It was a bit of a shock when I heard that lymph nodes were affected. It meant more surgery and chemotherapy. I also struggled with the concept of being totally flat. The idea of a reconstruction seemed the best way forward. It is not a decision I have ever regretted, however, there are a few drawbacks.
While I’ve been happy to have a bit of shape - certainly in summer, a reconstruction is not the same as the real thing. It doesn’t look it, and it certainly doesn’t feel it. Implants do not live forever, and having had a rupture scare I am also more aware that there may be negative consequences of reconstructions. And I am concerned about sports where I really need my arm or chest muscles, as it still feels funny.
While it was the right decision at the time, ten years on, would I make the same decision again? Quite probably not.
Can you tell us a bit about how you felt when you first found out? - What was your first thought or worry?
When a 10 minute appointment turns into a 5.5 hour visit to the hospital there is a niggle that not all is well. The week that followed was so stressful that the diagnosis was nearly a relief; the enemy was known and we could start doing something about it.
Who did you turn to when you first found out and who helped you the most throughout?

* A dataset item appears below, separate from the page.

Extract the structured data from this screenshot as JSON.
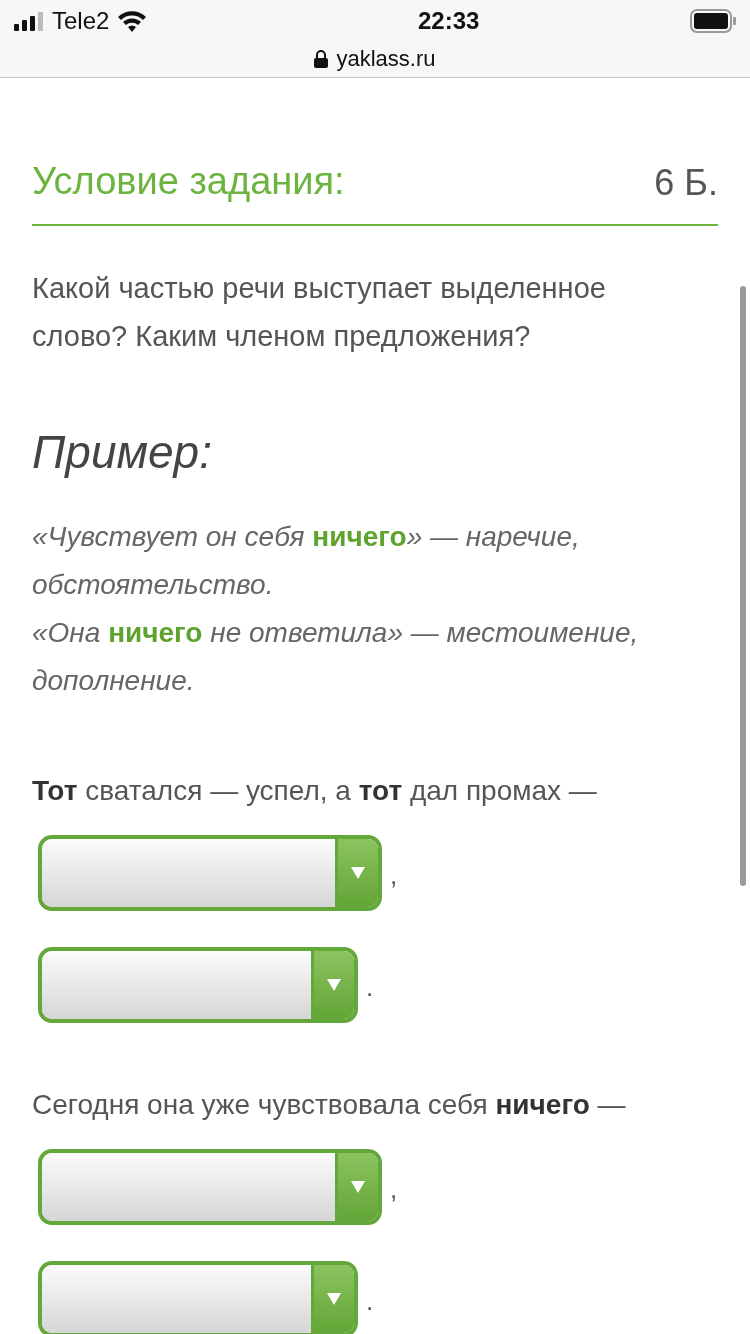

Timing was tricky; my husband was away the first few days, my son was taking his GCSEs and my daughter was just about to take her first year exams at Medical School. I had a very understanding dog though, and I must have mentioned something to my mum as we spent quite a bit of time on the phone.
I was pleased when my husband got home – he was an incredible support, as were a number of friends here and via email. My children were very positive throughout too.
Was there anything that helped you through your treatment?
A project! Was it chemo that gave me psychedelic visions or was it just my creative side that was bubbling to the surface? Either way, going through all this treatment made me see my body in quite a lot of different ways. Incredibly complex and strong, beautiful but treacherous. Tough and fragile, all at the same time. I could see it as a canvas – which gave me so many ideas to paint. This led to the idea of a calendar. Body painting is not an easy art to master, and so I found the wonderful Carolyn Roper, body-painter extraordinaire, who agreed to help out. I found sponsors, locations, photographers and a printer. As well as myself, I found another eleven willing models to be painted, all people who had had cancer of one type or another. I am grateful to all of them still. I can’t summarise it all in one paragraph, but in reality I spent most of my sleepless nights pondering about it. The project gave me excitement, distraction and a massive aim. Overall it has raised over £25,000 for Cancer Research UK.
What advice would you give your past self?
Find something that intrigues you or inspires you and follow it. It will motivate you, distract and give you enjoyment.
My trickiest times were two weeks after chemo. I made sure I had audio books to listen to, happy, fluffy books, that you can follow without too much effort.
Do you have an inspirational story to share with other ladies?
A cancer diagnosis and treatment made me feel like a pummelling bag. But time passes and therapies finish. I once read that we all have two lives; the second one starts when you realise you’ve only got one. I’m into my second life now and I must admit it is brighter and I get more out of things. I do lots of things I was once only thinking of – and I love it!
Do you have any post-surgery styling tips?
The mirror can be cruel, but using a bit of make-up and wearing flattering colours does help. Your reflection will look better, you will feel better and this really does lift the spirits.
Any advice for other ladies who have or had breast cancer?
It’s not a great diagnosis, but many women have gone through it before you, and there is now so much knowledge and expertise. Your consultant will have seen so many women before you – s/he will know what they are talking about. Don’t Google too much – it’s too scary and most of it is probably irrelevant. You cannot influence the past, but you can influence your future. Accept help when offered; it will support you and make the helper feel good, too. Find things that make you happy and positive and that give you energy; music, books, activities and friends.